■ **What you need to do**
Find and copy the lines in the records beneath this task that contain the word "username".

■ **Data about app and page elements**
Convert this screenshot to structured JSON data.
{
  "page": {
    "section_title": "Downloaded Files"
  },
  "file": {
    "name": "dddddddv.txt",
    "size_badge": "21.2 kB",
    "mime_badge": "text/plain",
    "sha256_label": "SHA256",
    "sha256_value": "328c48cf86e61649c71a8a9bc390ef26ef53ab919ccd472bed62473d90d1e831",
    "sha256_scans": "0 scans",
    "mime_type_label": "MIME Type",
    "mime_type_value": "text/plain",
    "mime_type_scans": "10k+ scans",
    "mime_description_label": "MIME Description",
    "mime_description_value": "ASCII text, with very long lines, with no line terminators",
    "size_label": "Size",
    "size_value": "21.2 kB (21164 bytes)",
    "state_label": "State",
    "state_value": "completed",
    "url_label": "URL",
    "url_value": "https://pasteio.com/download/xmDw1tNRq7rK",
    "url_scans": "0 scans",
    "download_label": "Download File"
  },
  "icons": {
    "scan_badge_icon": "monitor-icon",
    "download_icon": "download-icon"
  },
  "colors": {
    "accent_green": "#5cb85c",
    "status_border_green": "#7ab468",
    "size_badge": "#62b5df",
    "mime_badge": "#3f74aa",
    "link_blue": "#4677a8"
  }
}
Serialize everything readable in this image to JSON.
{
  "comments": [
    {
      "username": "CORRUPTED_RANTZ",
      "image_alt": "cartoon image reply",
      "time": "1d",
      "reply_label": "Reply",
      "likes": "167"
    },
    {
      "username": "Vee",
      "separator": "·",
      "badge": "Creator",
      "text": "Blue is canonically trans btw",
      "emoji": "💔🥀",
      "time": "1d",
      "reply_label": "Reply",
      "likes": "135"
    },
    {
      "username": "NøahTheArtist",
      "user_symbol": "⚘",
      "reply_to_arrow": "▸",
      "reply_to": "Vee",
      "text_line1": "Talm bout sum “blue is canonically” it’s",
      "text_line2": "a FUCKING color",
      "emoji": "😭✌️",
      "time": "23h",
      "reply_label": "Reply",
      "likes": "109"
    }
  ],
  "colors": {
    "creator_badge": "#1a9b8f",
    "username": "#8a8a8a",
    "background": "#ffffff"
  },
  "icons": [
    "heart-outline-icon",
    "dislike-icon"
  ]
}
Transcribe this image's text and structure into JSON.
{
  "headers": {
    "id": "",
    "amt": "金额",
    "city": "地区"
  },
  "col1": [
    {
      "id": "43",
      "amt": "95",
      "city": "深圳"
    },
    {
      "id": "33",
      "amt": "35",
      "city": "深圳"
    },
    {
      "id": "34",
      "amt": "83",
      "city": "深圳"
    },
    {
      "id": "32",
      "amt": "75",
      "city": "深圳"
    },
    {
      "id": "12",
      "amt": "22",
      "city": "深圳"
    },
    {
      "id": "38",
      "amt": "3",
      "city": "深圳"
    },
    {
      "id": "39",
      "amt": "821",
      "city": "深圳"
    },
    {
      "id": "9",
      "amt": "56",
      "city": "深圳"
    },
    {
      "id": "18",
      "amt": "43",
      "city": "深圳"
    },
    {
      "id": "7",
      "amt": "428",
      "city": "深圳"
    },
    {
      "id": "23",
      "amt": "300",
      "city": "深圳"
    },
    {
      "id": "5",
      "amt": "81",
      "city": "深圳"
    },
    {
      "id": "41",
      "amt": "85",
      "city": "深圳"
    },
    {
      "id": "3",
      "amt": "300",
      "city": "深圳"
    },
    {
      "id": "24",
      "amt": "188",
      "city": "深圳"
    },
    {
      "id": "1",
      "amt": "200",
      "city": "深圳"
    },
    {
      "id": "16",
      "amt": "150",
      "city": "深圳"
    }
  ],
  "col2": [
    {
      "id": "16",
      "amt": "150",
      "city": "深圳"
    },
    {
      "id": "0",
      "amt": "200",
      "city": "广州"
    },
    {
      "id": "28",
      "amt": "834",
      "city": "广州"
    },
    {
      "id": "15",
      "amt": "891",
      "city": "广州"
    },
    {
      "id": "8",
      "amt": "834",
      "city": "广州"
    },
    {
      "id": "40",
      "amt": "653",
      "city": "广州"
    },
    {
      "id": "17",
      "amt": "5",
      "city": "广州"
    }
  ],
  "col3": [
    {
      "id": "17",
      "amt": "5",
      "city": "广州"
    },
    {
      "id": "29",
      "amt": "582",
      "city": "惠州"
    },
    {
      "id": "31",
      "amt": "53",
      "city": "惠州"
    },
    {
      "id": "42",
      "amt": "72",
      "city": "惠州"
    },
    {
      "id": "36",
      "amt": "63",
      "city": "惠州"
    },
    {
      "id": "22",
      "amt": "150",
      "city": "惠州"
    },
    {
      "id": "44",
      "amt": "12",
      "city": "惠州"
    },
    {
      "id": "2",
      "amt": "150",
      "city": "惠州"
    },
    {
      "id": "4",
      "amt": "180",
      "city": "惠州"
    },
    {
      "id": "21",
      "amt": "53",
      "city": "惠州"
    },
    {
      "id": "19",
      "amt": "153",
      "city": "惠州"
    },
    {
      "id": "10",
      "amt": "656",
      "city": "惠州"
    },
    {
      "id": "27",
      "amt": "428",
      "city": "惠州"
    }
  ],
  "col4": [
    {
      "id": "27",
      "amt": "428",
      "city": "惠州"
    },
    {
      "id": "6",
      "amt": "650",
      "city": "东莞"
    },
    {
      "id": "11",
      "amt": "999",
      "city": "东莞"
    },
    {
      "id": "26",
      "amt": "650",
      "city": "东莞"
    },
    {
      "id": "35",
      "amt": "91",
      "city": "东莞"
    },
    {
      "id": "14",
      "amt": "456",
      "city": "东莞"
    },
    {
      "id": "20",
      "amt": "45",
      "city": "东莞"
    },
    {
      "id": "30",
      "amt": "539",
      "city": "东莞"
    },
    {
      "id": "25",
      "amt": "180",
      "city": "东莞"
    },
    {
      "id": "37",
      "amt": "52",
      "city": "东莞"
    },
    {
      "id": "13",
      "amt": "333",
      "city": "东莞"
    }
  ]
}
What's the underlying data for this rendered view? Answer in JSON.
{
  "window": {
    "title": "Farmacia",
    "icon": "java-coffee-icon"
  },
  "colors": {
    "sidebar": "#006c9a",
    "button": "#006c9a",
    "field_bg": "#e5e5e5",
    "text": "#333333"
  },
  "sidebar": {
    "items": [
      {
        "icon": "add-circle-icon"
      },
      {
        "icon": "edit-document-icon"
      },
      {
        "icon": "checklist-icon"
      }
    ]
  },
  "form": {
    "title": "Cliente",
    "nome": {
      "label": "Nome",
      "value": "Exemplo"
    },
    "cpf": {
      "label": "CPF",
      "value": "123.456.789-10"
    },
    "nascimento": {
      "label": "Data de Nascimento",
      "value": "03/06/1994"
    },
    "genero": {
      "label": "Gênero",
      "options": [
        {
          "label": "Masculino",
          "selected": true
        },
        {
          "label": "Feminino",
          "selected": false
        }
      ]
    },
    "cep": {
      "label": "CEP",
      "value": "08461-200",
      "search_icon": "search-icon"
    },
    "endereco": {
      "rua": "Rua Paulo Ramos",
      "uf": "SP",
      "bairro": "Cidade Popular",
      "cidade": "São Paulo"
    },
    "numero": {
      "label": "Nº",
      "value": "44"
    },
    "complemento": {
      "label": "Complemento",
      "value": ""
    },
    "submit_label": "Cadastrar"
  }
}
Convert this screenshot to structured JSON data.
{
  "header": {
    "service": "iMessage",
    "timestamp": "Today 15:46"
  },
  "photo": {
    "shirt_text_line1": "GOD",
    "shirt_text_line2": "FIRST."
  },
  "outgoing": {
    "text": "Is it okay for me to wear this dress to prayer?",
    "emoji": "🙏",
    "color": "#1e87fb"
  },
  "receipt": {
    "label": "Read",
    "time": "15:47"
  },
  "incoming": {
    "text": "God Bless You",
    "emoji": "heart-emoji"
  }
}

■ **Answer**
      "username": "CORRUPTED_RANTZ",
      "username": "Vee",
      "username": "NøahTheArtist",
    "username": "#8a8a8a",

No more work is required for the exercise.